Randye and Candace: Goin' West
We got out on a beautifully sunny Wednesday morning and headed into Council Bluffs. The Union Pacific Railroad Museum had displays from the historic transcontinental race with Central Pacific Railroad in the 1860's to the present. I missed a great opportunity for some interesting pictures by forgetting to bring my camera inside. However, I'm going add this link to their Web site so that you can get a feel for the museum.
As we started out of Council Bluffs north on I-29, which runs parallel with the border between Iowa and Nebraska, we noticed the beauty of the landscape and saw a sign for the Lewis & Clark Monument and Scenic Overlook. So, we made our first unplanned detour. The site was quiet and lovely. The monument is described as honoring "the expedition of Lewis and Clark in 1804 and their historic, strategic meeting with the Otoe and Missouri Indians."
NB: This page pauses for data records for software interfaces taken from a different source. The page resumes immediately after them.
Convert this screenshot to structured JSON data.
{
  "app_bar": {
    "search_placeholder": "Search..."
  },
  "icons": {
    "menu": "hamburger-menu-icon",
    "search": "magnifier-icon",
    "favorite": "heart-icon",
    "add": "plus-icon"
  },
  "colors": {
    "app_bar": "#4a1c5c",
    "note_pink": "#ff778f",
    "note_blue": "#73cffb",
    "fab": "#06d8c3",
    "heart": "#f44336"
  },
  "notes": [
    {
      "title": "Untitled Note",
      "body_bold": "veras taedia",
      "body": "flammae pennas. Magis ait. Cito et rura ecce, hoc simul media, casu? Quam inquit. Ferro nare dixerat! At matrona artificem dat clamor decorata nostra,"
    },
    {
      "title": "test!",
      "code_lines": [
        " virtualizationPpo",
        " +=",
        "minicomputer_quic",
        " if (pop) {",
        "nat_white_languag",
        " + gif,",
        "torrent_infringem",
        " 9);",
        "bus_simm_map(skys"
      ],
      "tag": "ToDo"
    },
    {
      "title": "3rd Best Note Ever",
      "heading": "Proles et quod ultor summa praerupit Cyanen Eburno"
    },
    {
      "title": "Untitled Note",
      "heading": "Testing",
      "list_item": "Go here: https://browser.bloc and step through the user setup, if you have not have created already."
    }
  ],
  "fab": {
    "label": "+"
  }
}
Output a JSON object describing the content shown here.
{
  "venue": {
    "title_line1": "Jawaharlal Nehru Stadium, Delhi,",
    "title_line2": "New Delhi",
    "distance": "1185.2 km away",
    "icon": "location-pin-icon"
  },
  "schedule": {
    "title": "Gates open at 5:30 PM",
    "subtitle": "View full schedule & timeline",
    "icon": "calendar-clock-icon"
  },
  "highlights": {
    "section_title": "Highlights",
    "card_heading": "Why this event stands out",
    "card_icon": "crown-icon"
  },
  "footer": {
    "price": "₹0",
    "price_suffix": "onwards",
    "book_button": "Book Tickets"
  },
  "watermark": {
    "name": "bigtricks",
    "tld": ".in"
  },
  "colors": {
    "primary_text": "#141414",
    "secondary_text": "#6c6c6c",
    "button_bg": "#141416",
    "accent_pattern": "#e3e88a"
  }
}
It was also the first of many references we would see about the explorers sent by President Thomas Jefferson to ascertain what the United States had acquired in the Louisiana Purchase.
By early afternoon, we reached Sioux City and its Lewis & Clark Interpretive Center. There were a number of displays depicting camp scenes, the circumstances of the sole death during the 29-month-long journey, logs kept by members of the exploratory party, etc. I discovered that there was an African American named York in the party who was a slave to William Clark. Despite the role he played in the success of the mission, there is no clear record that he was ever given his freedom.
This turned out to be a very busy day. We crossed the Missouri River into South Dakota and took I-29 to SD-50, heading towards Yankton. As we passed through Vermillion, however, we diverted to visit the National Museum of Music on the campus of the University of South Dakota. While we only had about 20 minutes before the museum closed, we did get to see a variety of instruments. This included, as you can see below, one of B. B. King's famous guitars. Lucille has a place of honor at the museum.
The museum in Yankton would have been closed by the time we got there, so we continued travelling until we reached Mitchell, home of the infamous Corn Palace.
Taking US-81, we reached I-90, the primary artery that would take us across much of South Dakota. We saw the first of many billboards for Wall Drug. Everyone I told about my planned trip to the state had immediately mentioned the tourist site, so I was looking forward to see what all the hubbub was about.
It was still daylight when we arrived in Mitchell. Candace and I decided to spend time at the Corn Palace that evening so that we could get to Rapid City earlier the next day. We had dinner, then located the Corn Palace in the midst of a number of souvenir shops. It's hard to believe that the exterior is covered by corn cobs--a job that's been done by area youth for decades. The theme this year was "Everyday Heroes." Images included teachers, firefighters, medical workers, etc.
We had just missed the last tour of the facilities for the day, but we were able to wander around on our own. The largest area was an auditorium where a variety of famous entertainers have performed over the years. None were here that day, but the auditorium had been converted into a gift shop with a wide range of products. Candace and I found a number of souvenirs, yet I had not found the cowboy hat I wanted from the trip. The only ones available were inexpensive straw types. I wanted a "real" one and felt that patience would pay off.
By the way, you can click on any of the photos on these pages to see an enlarged version.
Candace and I got a room for the night and settled in to rest as much as we could. The busiest part of the trip was still ahead.